# Exercise materials:
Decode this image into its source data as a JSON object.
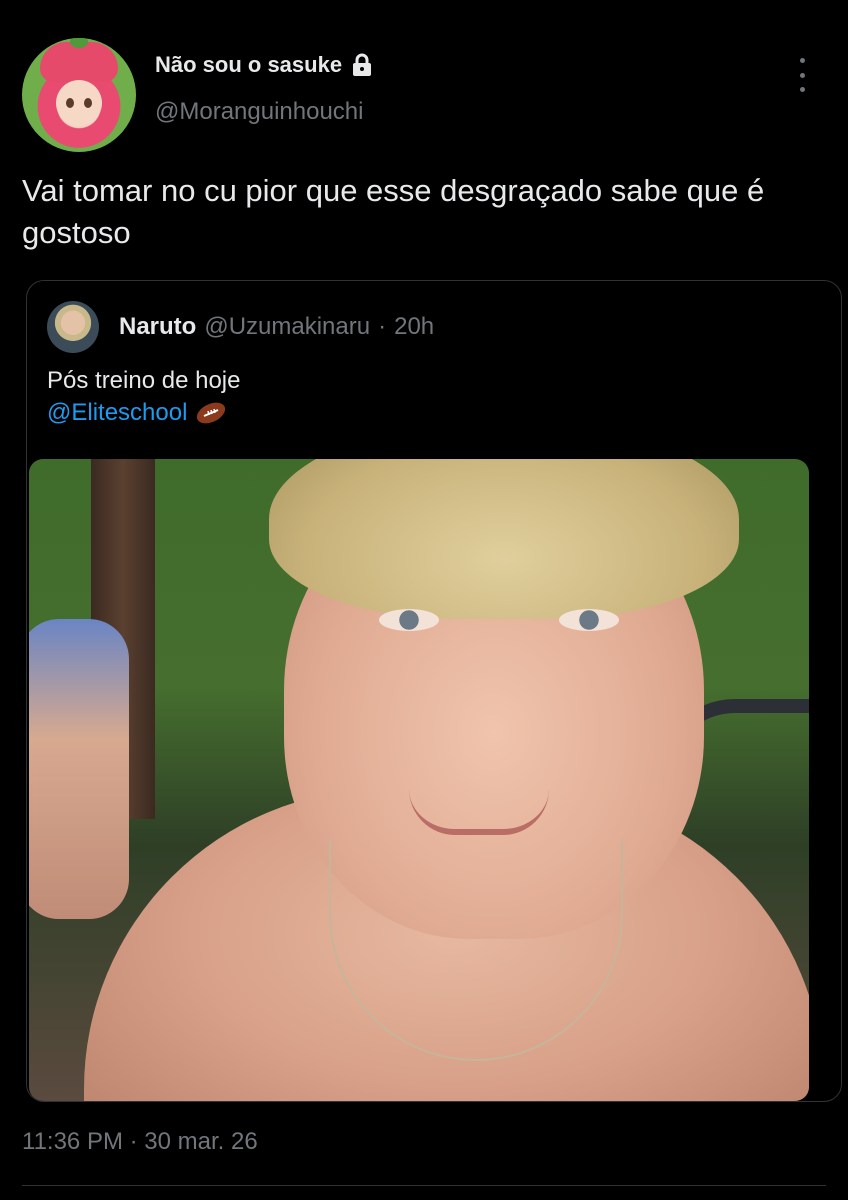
{
  "author": {
    "display_name": "Não sou o sasuke",
    "handle": "@Moranguinhouchi",
    "protected_icon": "lock-icon",
    "avatar": "strawberry-shortcake-avatar"
  },
  "tweet": {
    "text": "Vai tomar no cu pior que esse desgraçado sabe que é gostoso",
    "time": "11:36 PM",
    "separator": "·",
    "date": "30 mar. 26"
  },
  "menu": {
    "icon": "more-vertical-icon"
  },
  "quoted": {
    "display_name": "Naruto",
    "handle": "@Uzumakinaru",
    "separator": "·",
    "time_ago": "20h",
    "text": "Pós treino de hoje",
    "mention": "@Eliteschool",
    "emoji_icon": "american-football-icon",
    "image": "selfie-photo"
  },
  "colors": {
    "background": "#000000",
    "text": "#e7e9ea",
    "secondary_text": "#71767b",
    "link": "#1d9bf0",
    "border": "#2f3336"
  }
}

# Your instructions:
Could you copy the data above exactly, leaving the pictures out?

# Result:
Decode this image into its source data as a JSON object.
{
  "author": {
    "display_name": "Não sou o sasuke",
    "handle": "@Moranguinhouchi",
    "protected_icon": "lock-icon",
    "avatar": "strawberry-shortcake-avatar"
  },
  "tweet": {
    "text": "Vai tomar no cu pior que esse desgraçado sabe que é gostoso",
    "time": "11:36 PM",
    "separator": "·",
    "date": "30 mar. 26"
  },
  "menu": {
    "icon": "more-vertical-icon"
  },
  "quoted": {
    "display_name": "Naruto",
    "handle": "@Uzumakinaru",
    "separator": "·",
    "time_ago": "20h",
    "text": "Pós treino de hoje",
    "mention": "@Eliteschool",
    "emoji_icon": "american-football-icon",
    "image": "selfie-photo"
  },
  "colors": {
    "background": "#000000",
    "text": "#e7e9ea",
    "secondary_text": "#71767b",
    "link": "#1d9bf0",
    "border": "#2f3336"
  }
}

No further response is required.